  • Descriptive book of the 9th Regiment Ohio Volunteer Infantry
  • Cincinnati Central Turner Society membership lists
  • Every-name index to three Cincinnati histories in German:
  • German-American Newspapers and Periodicals 1732-1955 by Arndt and Olson lists 174 Cincinnati German newspapers in existence in the nineteenth and twentieth centuries
  • Over 92,000 death notices in four German newspapers before 1920 (* indicates birthplace shown), indexes by Jeffrey Herbert, microfilm at PLCH: Freie Presse 1874-1920 (to 1964 at PLCH), Volksblatt 1846-1918, Volksfreund 1850-1908, Zeitung 1887-1901
  • Other German newspapers on microfilm at PLCH: Anzeiger, 1880-1901; Die Deborah, 1855-1902 (Jewish, also at Hebrew Union College), Haus und Herd, 1873-1918 (German Methodist); Protestantische Zeitblätter, 1853-1865 (United Lutheran and Reformed); Wahrheitsfreund, 1837-1907 (Catholic); Westliche Blätter, 1865-1918
  • Free scans of death notices in newspapers held by PLCH 
  • Christliche Apologete, 1838-1941, German Methodist, at CHLA; Jeffrey Herbert, Index of Death Notices Appearing in Der Christliche Apologete, 1839-1899online index
For more details about secular and religious German newspapers, see “Germans in Hamilton County” on the FamilySearch wiki.
The German General Protestant Orphan Home was founded in 1849.
  • CHLA’s finding aid lists the names of children in several types of records.
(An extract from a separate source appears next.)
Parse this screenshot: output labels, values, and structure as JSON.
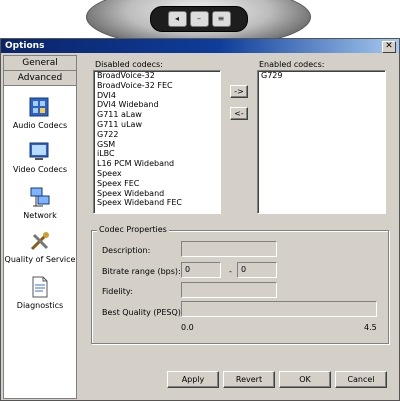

The names are also indexed in the 2011 issues of The Tracer.
  • Christine S. Engels and Ursula Umberg, “German General Protestant Orphan Home Records, 1849-1973,” Tracer 32:1 (February 2011)
The St. Aloysius Orphan Asylum, a German Catholic orphanage, was founded in 1837. Until 1917 only children who spoke German were admitted.  
  • CHLA’s finding aid lists the names of children in orphan files, guardianships, and estates.
  • Deb Cyprych, “New Finding Aid with Indexes for St. Aloysius Orphanage Records,” Tracer 38:3 (September 2017)
For more information, see Guardianships and Orphanages .
Tracer articles
The Tracer Article Index has two subject indexes for The Tracer, 1979-2018, with numerous articles about Germans and German records.
  • “Researching Your German Ancestors Using German Newspapers,” parts 1 and 2, Jeff Herbert (2014)
  • “What's New in German Research,” Jeff Herbert (2018)
Societies and collections
The LDS Family History Center in Norwood has a large collection of German and German-American microfilms and books. A keyword search for “German” in its inventory reveals 1,602 microfilms stored there that have “German” in the title. Other searches can be made in the inventory.
Since 1895, the League has served as the central German-American umbrella association in Greater Cincinnati, with delegates from German-American organizations. The German Heritage Museum, operated by the League in a German log house in West Fork Park, is the repository of the historical artifacts and records of local German-Americans and has a collection of German-American materials including family histories, emigration indexes, church records, and other books and manuscripts.
The German-Americana Collection is one of the nation's largest collections of books, pamphlets, documents, journals, newspapers and manuscripts pertaining to German-American history, literature and culture. The Collection is located in the Blegen Library in the Archives and Rare Books Library of the University of Cincinnati.
The German Interest Group of the Hamilton County Genealogical Society is a founding member of this partnership, created in 2014 to facilitate German genealogy research globally as the internationally recognized federation of more than one hundred German genealogy organizations.
CHPL has been collecting books about Germany and in the German language since 1853. Many of its German genealogy books are listed in “German Genealogy Books Available for Use.”
Note: In 2023 HCGS discontinued offering the Venne in America publication. Copies can be viewed at the Cincinnati and Hamilton County Public Library (CHPL). The catalog information can be found at https://cincinnatilibrary.bibliocommons.com/v2/record/S170C2771673.
page modified: 2023-05-23 RTB; 05/20/2023 JGH